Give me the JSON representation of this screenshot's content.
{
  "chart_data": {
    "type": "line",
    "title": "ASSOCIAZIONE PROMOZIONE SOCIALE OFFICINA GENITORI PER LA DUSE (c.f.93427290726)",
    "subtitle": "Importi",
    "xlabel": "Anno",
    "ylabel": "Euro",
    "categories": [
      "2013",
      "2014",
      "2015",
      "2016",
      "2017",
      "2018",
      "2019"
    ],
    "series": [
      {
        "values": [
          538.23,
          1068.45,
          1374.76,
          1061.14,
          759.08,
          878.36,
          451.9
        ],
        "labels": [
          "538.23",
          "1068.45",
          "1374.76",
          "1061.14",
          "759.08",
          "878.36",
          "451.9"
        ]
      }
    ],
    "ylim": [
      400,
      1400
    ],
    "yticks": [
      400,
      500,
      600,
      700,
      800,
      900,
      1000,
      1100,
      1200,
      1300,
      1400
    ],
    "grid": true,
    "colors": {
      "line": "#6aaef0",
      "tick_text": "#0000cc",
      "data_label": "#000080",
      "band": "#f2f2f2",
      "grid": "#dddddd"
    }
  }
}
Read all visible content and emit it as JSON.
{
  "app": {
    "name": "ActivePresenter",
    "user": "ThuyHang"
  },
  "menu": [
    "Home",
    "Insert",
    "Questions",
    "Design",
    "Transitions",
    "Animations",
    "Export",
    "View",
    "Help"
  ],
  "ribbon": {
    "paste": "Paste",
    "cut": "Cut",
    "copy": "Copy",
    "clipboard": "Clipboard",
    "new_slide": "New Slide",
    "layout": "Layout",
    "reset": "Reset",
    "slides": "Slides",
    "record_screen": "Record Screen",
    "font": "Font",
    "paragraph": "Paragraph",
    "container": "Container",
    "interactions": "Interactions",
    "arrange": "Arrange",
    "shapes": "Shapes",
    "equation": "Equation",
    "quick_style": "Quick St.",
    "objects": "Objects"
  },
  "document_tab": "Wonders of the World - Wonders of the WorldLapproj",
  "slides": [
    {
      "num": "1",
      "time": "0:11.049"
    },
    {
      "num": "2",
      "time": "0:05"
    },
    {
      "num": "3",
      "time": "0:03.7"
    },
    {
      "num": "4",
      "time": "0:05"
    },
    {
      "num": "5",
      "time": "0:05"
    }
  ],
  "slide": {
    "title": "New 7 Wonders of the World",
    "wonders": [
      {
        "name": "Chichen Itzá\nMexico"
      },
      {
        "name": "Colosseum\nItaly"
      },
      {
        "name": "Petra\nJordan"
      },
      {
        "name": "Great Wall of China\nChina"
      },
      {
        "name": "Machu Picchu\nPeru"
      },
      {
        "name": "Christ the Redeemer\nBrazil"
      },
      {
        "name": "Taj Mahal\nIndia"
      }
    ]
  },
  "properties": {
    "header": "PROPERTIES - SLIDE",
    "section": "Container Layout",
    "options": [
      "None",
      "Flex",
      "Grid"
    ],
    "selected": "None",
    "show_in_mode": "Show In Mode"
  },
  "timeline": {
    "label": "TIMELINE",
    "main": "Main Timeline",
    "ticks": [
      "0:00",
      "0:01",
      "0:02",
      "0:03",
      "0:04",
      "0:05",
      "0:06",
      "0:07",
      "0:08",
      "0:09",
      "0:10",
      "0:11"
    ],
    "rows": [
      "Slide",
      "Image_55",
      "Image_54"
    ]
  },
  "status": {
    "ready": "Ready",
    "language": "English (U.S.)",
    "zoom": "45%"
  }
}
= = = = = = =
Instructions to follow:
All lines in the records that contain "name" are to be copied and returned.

Result for this exercise:
    "name": "ActivePresenter",
        "name": "Chichen Itzá\nMexico"
        "name": "Colosseum\nItaly"
        "name": "Petra\nJordan"
        "name": "Great Wall of China\nChina"
        "name": "Machu Picchu\nPeru"
        "name": "Christ the Redeemer\nBrazil"
        "name": "Taj Mahal\nIndia"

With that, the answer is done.